265 turned back into 245. 245, with several months of “chipping away,” turned into 230. 230 turned into 220 and 215 and, for the first time, 210. That was a huge day, because it meant that I was – once again – making new progress and setting personal records.

Losing 60 pounds is an accolade few people can boast, and I’ve done it twice. As cool as it feels to say this (imagine me pausing to pat myself on the back), I know that this was only possible because of setbacks I had experienced based on my own bad choices. I’m the one who let myself get into such bad shape – twice. I’m the one who spent months and years in denial about what I was going through. However, I know what it feels like on both ends of the spectrum, and it gives me a greater appreciation for how far I’ve come.

It’s also why finishing my first duathlon on September 30th was such a major accomplishment in my life. From walking out of a hospital on crutches in high school to “earning” my way to an awful diet in college that could have erased this entire chapter, there were so many moments in my past where I never would have dreamed that such a moment was even possible. All of these defeats, still fresh in the rearview mirror, made this victory taste even sweeter.

I’m honestly still relishing it to this day.

God’s Story Found in My Story

In 1 Timothy 4:8, Paul writes the following words: “For physical training is of some value, but godliness has value for all things, holding promise for both the present life and the life to come.”

It would be easy to tell this story with the focus on me instead of God. It would also be inaccurate and foolish. I’ll be the first to acknowledge that my story has very little to do with me and much more to do with what God has done in me.

I could write a book on what God has taught me on this journey, and maybe one day I will. However, for today, I’ll defer to Paul’s words in 2 Corinthians 12:9-10:

But he said to me, “My grace is sufficient for you, for my power is made perfect in weakness.” Therefore I will boast all the more gladly about my weaknesses, so that Christ’s power may rest on me. That is why, for Christ’s sake, I delight in weaknesses, in insults, in hardships, in persecutions, in difficulties. For when I am weak, then I am strong.”

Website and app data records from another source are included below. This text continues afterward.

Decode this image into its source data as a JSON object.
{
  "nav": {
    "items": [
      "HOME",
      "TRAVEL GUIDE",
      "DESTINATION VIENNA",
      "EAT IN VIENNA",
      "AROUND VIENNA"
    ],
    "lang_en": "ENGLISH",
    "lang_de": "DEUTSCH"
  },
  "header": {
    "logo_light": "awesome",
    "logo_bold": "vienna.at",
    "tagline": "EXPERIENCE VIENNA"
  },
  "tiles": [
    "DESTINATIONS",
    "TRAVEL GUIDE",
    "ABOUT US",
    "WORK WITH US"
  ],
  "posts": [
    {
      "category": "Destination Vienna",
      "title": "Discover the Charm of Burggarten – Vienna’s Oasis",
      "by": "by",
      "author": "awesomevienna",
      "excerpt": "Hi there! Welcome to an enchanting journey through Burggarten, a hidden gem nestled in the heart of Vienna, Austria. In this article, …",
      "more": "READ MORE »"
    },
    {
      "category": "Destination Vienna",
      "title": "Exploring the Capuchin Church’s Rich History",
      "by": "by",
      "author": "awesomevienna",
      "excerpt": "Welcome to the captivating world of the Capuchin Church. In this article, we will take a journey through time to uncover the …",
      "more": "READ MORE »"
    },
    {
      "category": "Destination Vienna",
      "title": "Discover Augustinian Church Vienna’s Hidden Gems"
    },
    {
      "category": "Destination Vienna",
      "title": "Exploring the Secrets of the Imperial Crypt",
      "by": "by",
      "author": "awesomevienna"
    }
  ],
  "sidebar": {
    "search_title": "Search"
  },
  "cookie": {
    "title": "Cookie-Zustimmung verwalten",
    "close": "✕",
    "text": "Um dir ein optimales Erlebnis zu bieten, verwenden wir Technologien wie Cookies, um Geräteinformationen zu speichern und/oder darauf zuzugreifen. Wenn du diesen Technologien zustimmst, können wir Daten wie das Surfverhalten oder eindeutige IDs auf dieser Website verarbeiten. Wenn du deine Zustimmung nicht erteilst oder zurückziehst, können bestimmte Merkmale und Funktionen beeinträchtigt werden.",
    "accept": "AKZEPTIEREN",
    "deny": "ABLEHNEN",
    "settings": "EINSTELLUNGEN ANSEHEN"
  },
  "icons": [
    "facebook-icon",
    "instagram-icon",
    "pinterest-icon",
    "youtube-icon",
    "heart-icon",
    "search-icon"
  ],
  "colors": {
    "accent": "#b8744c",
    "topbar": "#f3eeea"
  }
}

One of the underlying causes of a heart in denial is an inability to admit weakness. After all, nobody wants to be weak, right? Have you ever walked into a job interview and immediately started bragging about your weaknesses? (Unless you’re Michael Scott in Season Three of “The Office,” the answer is probably “no.”) Have you ever gushed over your inadequacies on a first date?

No. Nobody does that. But maybe we should.

In his book #Struggles, Craig Groeschel writes that we impress people with our strengths, but we connect with people through our weaknesses. I would take this another step further and argue that we connect with God himself through our weaknesses. Our weaknesses remind us of how great our need for God is, and that we experience his presence in our lives as he empowers us to overcome our weaknesses.

In my weakest moments, God has taken over my life and empowered me to make better choices. In every valley and in each defeat, God has walked alongside me and helped me overcome my obstacles. I believe the words of Paul in 1 Timothy, that physical training is of some value, not because I think muscles will get me into Heaven, but because I have encountered God’s transformative power through my physical journey. By transforming me physically, God has displayed his power in my life and increased my faith, making me a believer in his power to transform others – both physically and spiritually – and influencing my ministry in more ways than I can describe.

Simply put, God transforms people’s lives. He transformed mine. And he can transform yours.

My name is Brady Ross. I’m 24 years old and this morning I weighted 202 pounds. I’m a duathlete. I’m also a recovering food addict. Most importantly, I’m a child of God, under his grace, with a future undefined by my past and countless reasons to believe in his transformative power.

And the victory I have found in Jesus still tastes sweeter than them all.